▶ **MATERIAL SHOWN**:
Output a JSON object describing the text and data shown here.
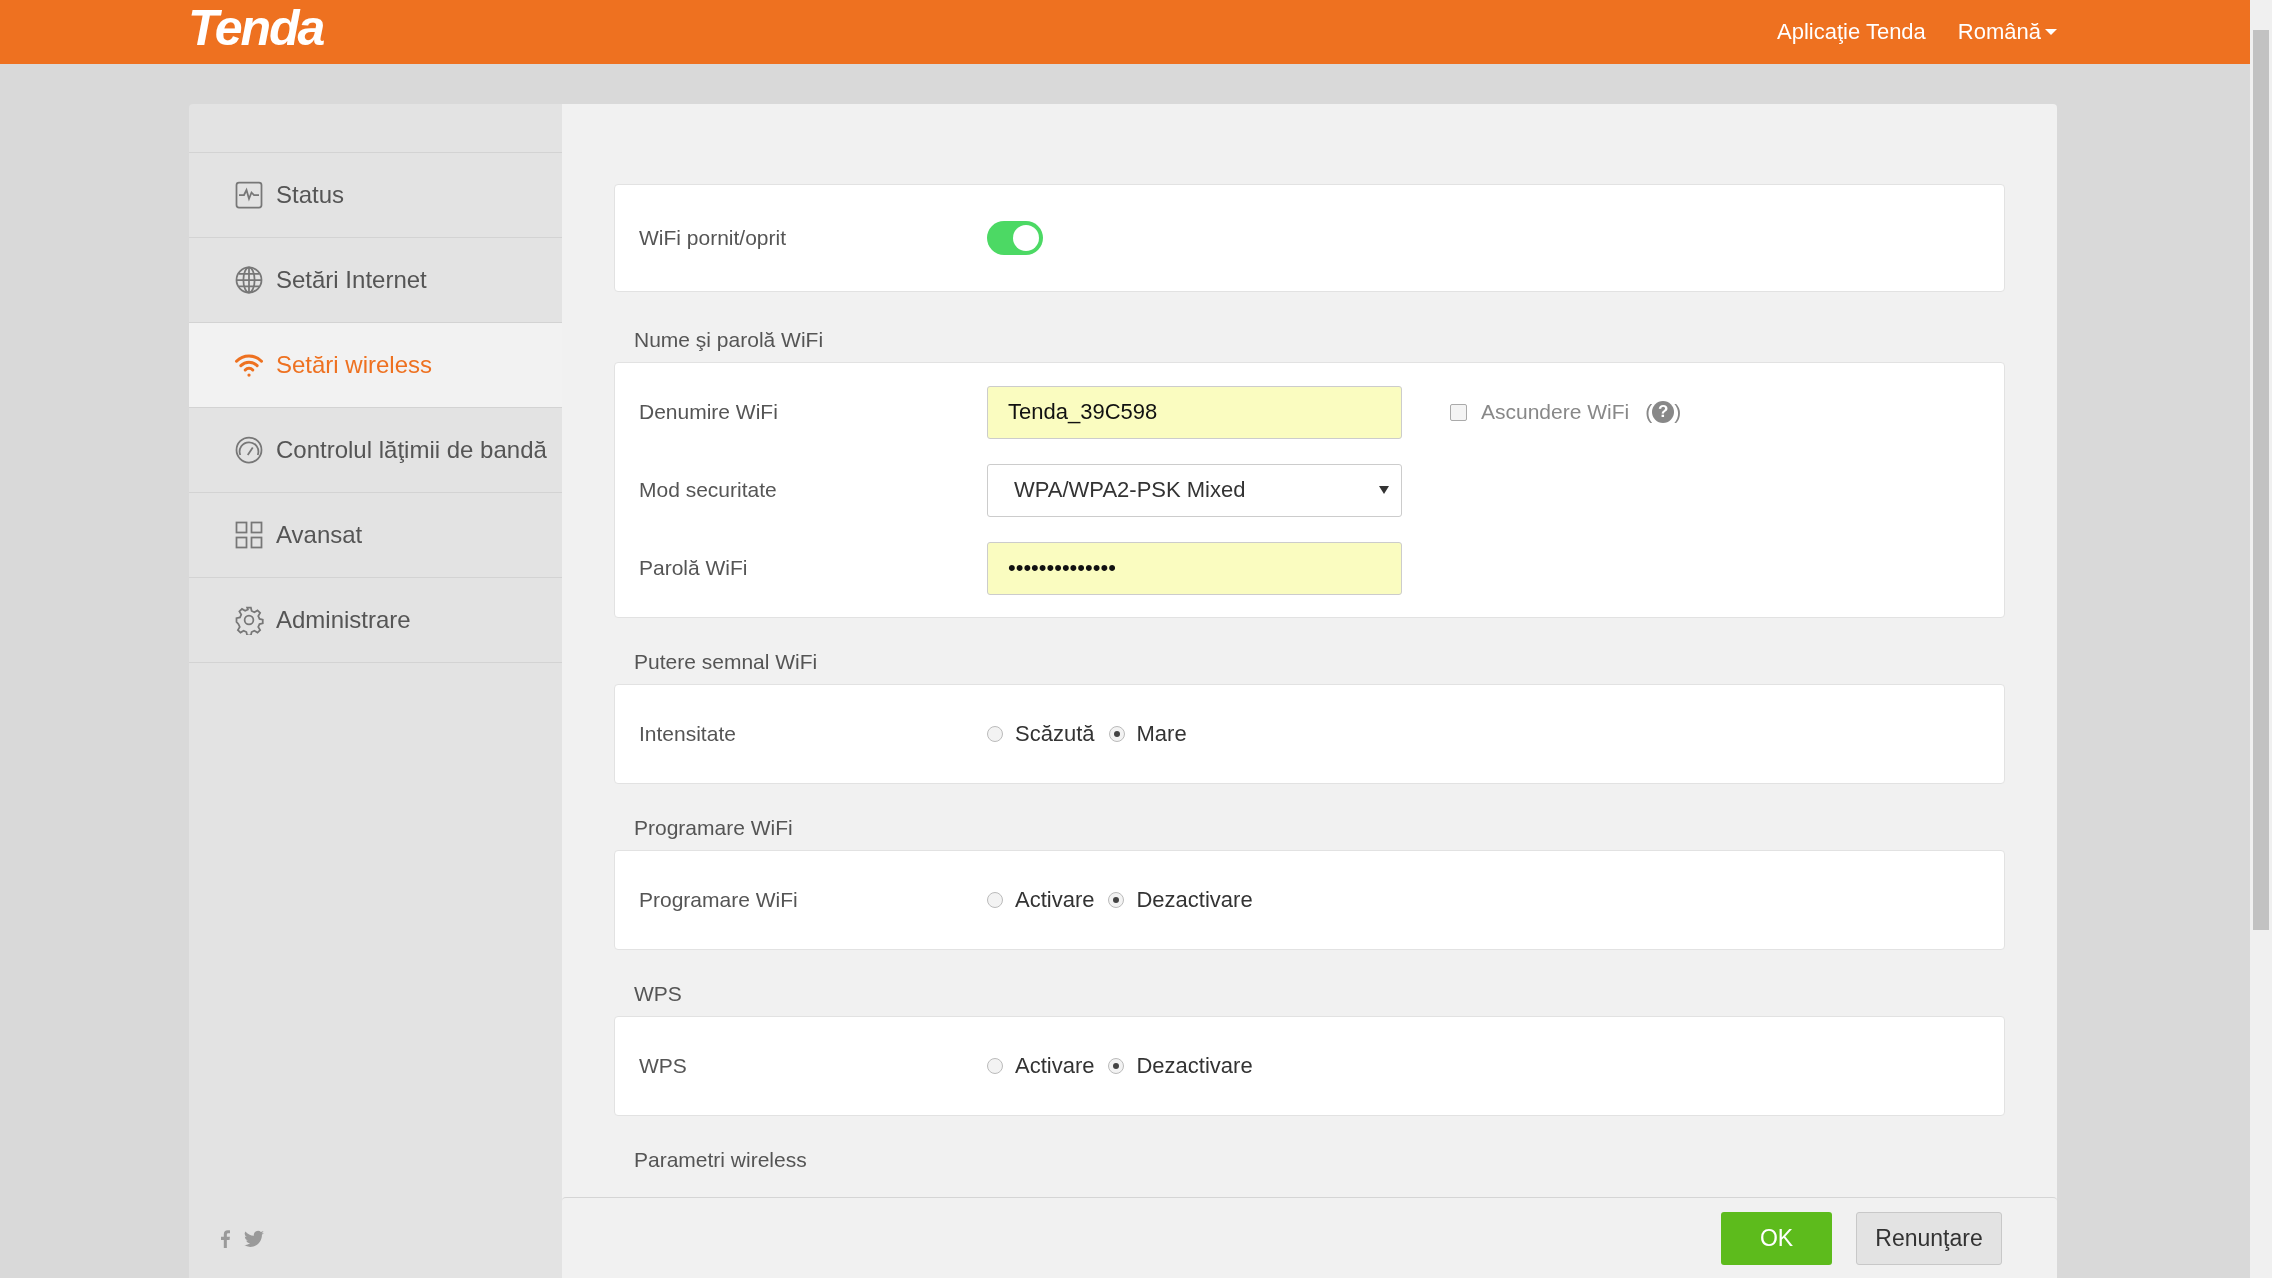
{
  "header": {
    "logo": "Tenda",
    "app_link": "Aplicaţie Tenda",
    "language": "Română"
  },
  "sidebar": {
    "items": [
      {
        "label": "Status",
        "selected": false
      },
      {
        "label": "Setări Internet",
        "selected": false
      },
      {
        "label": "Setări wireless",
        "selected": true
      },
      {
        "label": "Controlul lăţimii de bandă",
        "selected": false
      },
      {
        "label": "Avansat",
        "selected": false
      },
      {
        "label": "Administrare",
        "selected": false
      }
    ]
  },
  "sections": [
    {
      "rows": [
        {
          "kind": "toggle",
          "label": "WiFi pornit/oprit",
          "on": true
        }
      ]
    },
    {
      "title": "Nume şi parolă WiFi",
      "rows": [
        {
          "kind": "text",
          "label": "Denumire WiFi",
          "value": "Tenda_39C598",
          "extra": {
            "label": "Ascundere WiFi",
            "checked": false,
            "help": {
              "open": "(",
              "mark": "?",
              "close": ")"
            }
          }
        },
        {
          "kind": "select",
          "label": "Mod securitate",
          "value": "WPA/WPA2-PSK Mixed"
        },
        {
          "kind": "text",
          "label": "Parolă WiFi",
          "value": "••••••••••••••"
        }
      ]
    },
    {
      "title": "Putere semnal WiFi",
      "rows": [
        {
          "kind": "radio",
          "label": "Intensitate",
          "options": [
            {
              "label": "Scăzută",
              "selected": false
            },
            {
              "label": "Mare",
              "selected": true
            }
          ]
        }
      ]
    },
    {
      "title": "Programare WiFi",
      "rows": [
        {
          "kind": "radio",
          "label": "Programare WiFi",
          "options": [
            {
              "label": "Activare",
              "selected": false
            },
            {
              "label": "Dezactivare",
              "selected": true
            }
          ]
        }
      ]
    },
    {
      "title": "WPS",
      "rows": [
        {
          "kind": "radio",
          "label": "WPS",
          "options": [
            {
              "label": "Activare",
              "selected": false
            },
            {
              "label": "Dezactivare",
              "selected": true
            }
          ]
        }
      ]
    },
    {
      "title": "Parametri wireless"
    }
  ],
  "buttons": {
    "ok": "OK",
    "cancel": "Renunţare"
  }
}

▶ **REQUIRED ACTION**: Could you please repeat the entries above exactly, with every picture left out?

▶ **ANSWER SPACE**:
Output a JSON object describing the text and data shown here.
{
  "header": {
    "logo": "Tenda",
    "app_link": "Aplicaţie Tenda",
    "language": "Română"
  },
  "sidebar": {
    "items": [
      {
        "label": "Status",
        "selected": false
      },
      {
        "label": "Setări Internet",
        "selected": false
      },
      {
        "label": "Setări wireless",
        "selected": true
      },
      {
        "label": "Controlul lăţimii de bandă",
        "selected": false
      },
      {
        "label": "Avansat",
        "selected": false
      },
      {
        "label": "Administrare",
        "selected": false
      }
    ]
  },
  "sections": [
    {
      "rows": [
        {
          "kind": "toggle",
          "label": "WiFi pornit/oprit",
          "on": true
        }
      ]
    },
    {
      "title": "Nume şi parolă WiFi",
      "rows": [
        {
          "kind": "text",
          "label": "Denumire WiFi",
          "value": "Tenda_39C598",
          "extra": {
            "label": "Ascundere WiFi",
            "checked": false,
            "help": {
              "open": "(",
              "mark": "?",
              "close": ")"
            }
          }
        },
        {
          "kind": "select",
          "label": "Mod securitate",
          "value": "WPA/WPA2-PSK Mixed"
        },
        {
          "kind": "text",
          "label": "Parolă WiFi",
          "value": "••••••••••••••"
        }
      ]
    },
    {
      "title": "Putere semnal WiFi",
      "rows": [
        {
          "kind": "radio",
          "label": "Intensitate",
          "options": [
            {
              "label": "Scăzută",
              "selected": false
            },
            {
              "label": "Mare",
              "selected": true
            }
          ]
        }
      ]
    },
    {
      "title": "Programare WiFi",
      "rows": [
        {
          "kind": "radio",
          "label": "Programare WiFi",
          "options": [
            {
              "label": "Activare",
              "selected": false
            },
            {
              "label": "Dezactivare",
              "selected": true
            }
          ]
        }
      ]
    },
    {
      "title": "WPS",
      "rows": [
        {
          "kind": "radio",
          "label": "WPS",
          "options": [
            {
              "label": "Activare",
              "selected": false
            },
            {
              "label": "Dezactivare",
              "selected": true
            }
          ]
        }
      ]
    },
    {
      "title": "Parametri wireless"
    }
  ],
  "buttons": {
    "ok": "OK",
    "cancel": "Renunţare"
  }
}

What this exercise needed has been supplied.